**Problem details**
Exact copies of all the lines below are required, with the pictures omitted.

**Input for this task**

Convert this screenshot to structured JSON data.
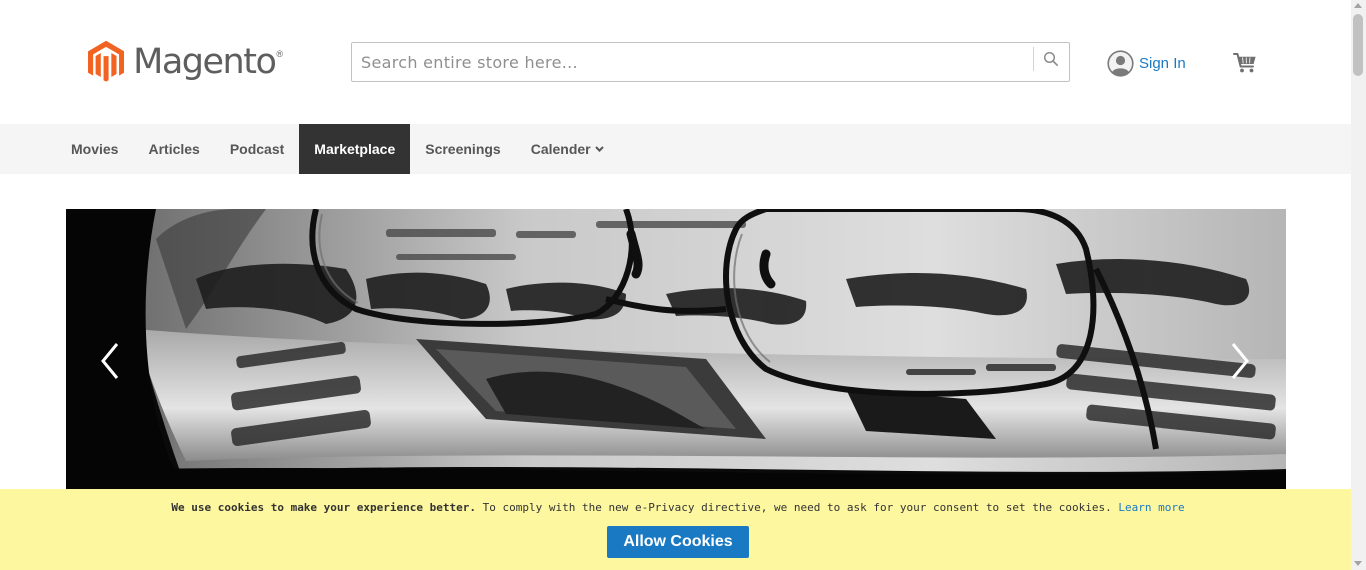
{
  "brand": {
    "logo_text": "Magento",
    "trademark": "®",
    "logo_color": "#f26322"
  },
  "search": {
    "placeholder": "Search entire store here...",
    "value": "",
    "icon": "search-icon"
  },
  "account": {
    "sign_in_label": "Sign In",
    "icon": "user-avatar-icon"
  },
  "cart": {
    "icon": "shopping-cart-icon"
  },
  "nav": {
    "items": [
      {
        "label": "Movies",
        "active": false
      },
      {
        "label": "Articles",
        "active": false
      },
      {
        "label": "Podcast",
        "active": false
      },
      {
        "label": "Marketplace",
        "active": true
      },
      {
        "label": "Screenings",
        "active": false
      },
      {
        "label": "Calender",
        "active": false,
        "has_dropdown": true
      }
    ]
  },
  "hero": {
    "image": "newspaper-with-glasses-photo",
    "prev_icon": "chevron-left-icon",
    "next_icon": "chevron-right-icon"
  },
  "cookie_notice": {
    "bold_text": "We use cookies to make your experience better.",
    "body_text": "To comply with the new e-Privacy directive, we need to ask for your consent to set the cookies.",
    "link_text": "Learn more",
    "button_label": "Allow Cookies",
    "background": "#fdf7a0",
    "button_color": "#1979c3"
  },
  "colors": {
    "link": "#1979c3",
    "nav_active_bg": "#333333",
    "nav_bg": "#f5f5f5"
  }
}
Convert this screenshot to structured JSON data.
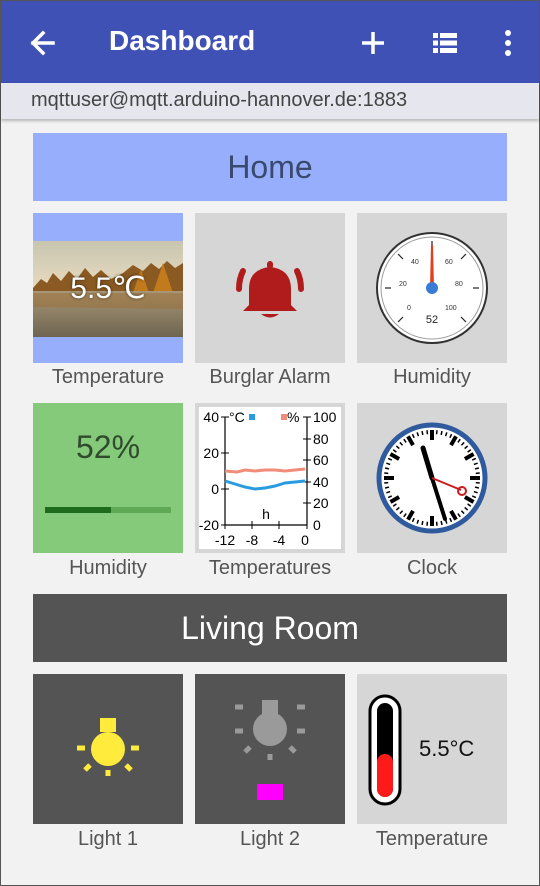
{
  "appbar": {
    "title": "Dashboard",
    "back_icon": "arrow-back-icon",
    "add_icon": "plus-icon",
    "list_icon": "list-icon",
    "more_icon": "more-vert-icon",
    "color": "#3f51b5"
  },
  "connection": "mqttuser@mqtt.arduino-hannover.de:1883",
  "groups": [
    {
      "title": "Home",
      "color": "#97aefc",
      "tiles": [
        {
          "label": "Temperature",
          "value": "5.5℃",
          "kind": "image-text"
        },
        {
          "label": "Burglar Alarm",
          "icon": "bell-alarm-icon",
          "icon_color": "#b01c1c"
        },
        {
          "label": "Humidity",
          "gauge_value": "52",
          "gauge_ticks": [
            "0",
            "20",
            "40",
            "60",
            "80",
            "100"
          ]
        },
        {
          "label": "Humidity",
          "value": "52%",
          "progress": 0.52,
          "color": "#85c97a"
        },
        {
          "label": "Temperatures",
          "unit_left": "°C",
          "unit_right": "%",
          "left_ticks": [
            "40",
            "20",
            "0",
            "-20"
          ],
          "right_ticks": [
            "100",
            "80",
            "60",
            "40",
            "20",
            "0"
          ],
          "x_ticks": [
            "-12",
            "-8",
            "-4",
            "0"
          ],
          "x_unit": "h"
        },
        {
          "label": "Clock",
          "time": "hands-analog-clock"
        }
      ]
    },
    {
      "title": "Living Room",
      "color": "#545454",
      "tiles": [
        {
          "label": "Light 1",
          "icon": "bulb-on-icon",
          "icon_color": "#ffeb3b"
        },
        {
          "label": "Light 2",
          "icon": "bulb-off-icon",
          "indicator_color": "#ff00ff"
        },
        {
          "label": "Temperature",
          "value": "5.5°C",
          "icon": "thermometer-icon"
        }
      ]
    }
  ]
}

**Answer to this exercise**
Convert this screenshot to structured JSON data.
{
  "brand": {
    "logo_text": "Magento",
    "trademark": "®",
    "logo_color": "#f26322"
  },
  "search": {
    "placeholder": "Search entire store here...",
    "value": "",
    "icon": "search-icon"
  },
  "account": {
    "sign_in_label": "Sign In",
    "icon": "user-avatar-icon"
  },
  "cart": {
    "icon": "shopping-cart-icon"
  },
  "nav": {
    "items": [
      {
        "label": "Movies",
        "active": false
      },
      {
        "label": "Articles",
        "active": false
      },
      {
        "label": "Podcast",
        "active": false
      },
      {
        "label": "Marketplace",
        "active": true
      },
      {
        "label": "Screenings",
        "active": false
      },
      {
        "label": "Calender",
        "active": false,
        "has_dropdown": true
      }
    ]
  },
  "hero": {
    "image": "newspaper-with-glasses-photo",
    "prev_icon": "chevron-left-icon",
    "next_icon": "chevron-right-icon"
  },
  "cookie_notice": {
    "bold_text": "We use cookies to make your experience better.",
    "body_text": "To comply with the new e-Privacy directive, we need to ask for your consent to set the cookies.",
    "link_text": "Learn more",
    "button_label": "Allow Cookies",
    "background": "#fdf7a0",
    "button_color": "#1979c3"
  },
  "colors": {
    "link": "#1979c3",
    "nav_active_bg": "#333333",
    "nav_bg": "#f5f5f5"
  }
}
Convert this screenshot to structured JSON data.
{
  "appbar": {
    "title": "Dashboard",
    "back_icon": "arrow-back-icon",
    "add_icon": "plus-icon",
    "list_icon": "list-icon",
    "more_icon": "more-vert-icon",
    "color": "#3f51b5"
  },
  "connection": "mqttuser@mqtt.arduino-hannover.de:1883",
  "groups": [
    {
      "title": "Home",
      "color": "#97aefc",
      "tiles": [
        {
          "label": "Temperature",
          "value": "5.5℃",
          "kind": "image-text"
        },
        {
          "label": "Burglar Alarm",
          "icon": "bell-alarm-icon",
          "icon_color": "#b01c1c"
        },
        {
          "label": "Humidity",
          "gauge_value": "52",
          "gauge_ticks": [
            "0",
            "20",
            "40",
            "60",
            "80",
            "100"
          ]
        },
        {
          "label": "Humidity",
          "value": "52%",
          "progress": 0.52,
          "color": "#85c97a"
        },
        {
          "label": "Temperatures",
          "unit_left": "°C",
          "unit_right": "%",
          "left_ticks": [
            "40",
            "20",
            "0",
            "-20"
          ],
          "right_ticks": [
            "100",
            "80",
            "60",
            "40",
            "20",
            "0"
          ],
          "x_ticks": [
            "-12",
            "-8",
            "-4",
            "0"
          ],
          "x_unit": "h"
        },
        {
          "label": "Clock",
          "time": "hands-analog-clock"
        }
      ]
    },
    {
      "title": "Living Room",
      "color": "#545454",
      "tiles": [
        {
          "label": "Light 1",
          "icon": "bulb-on-icon",
          "icon_color": "#ffeb3b"
        },
        {
          "label": "Light 2",
          "icon": "bulb-off-icon",
          "indicator_color": "#ff00ff"
        },
        {
          "label": "Temperature",
          "value": "5.5°C",
          "icon": "thermometer-icon"
        }
      ]
    }
  ]
}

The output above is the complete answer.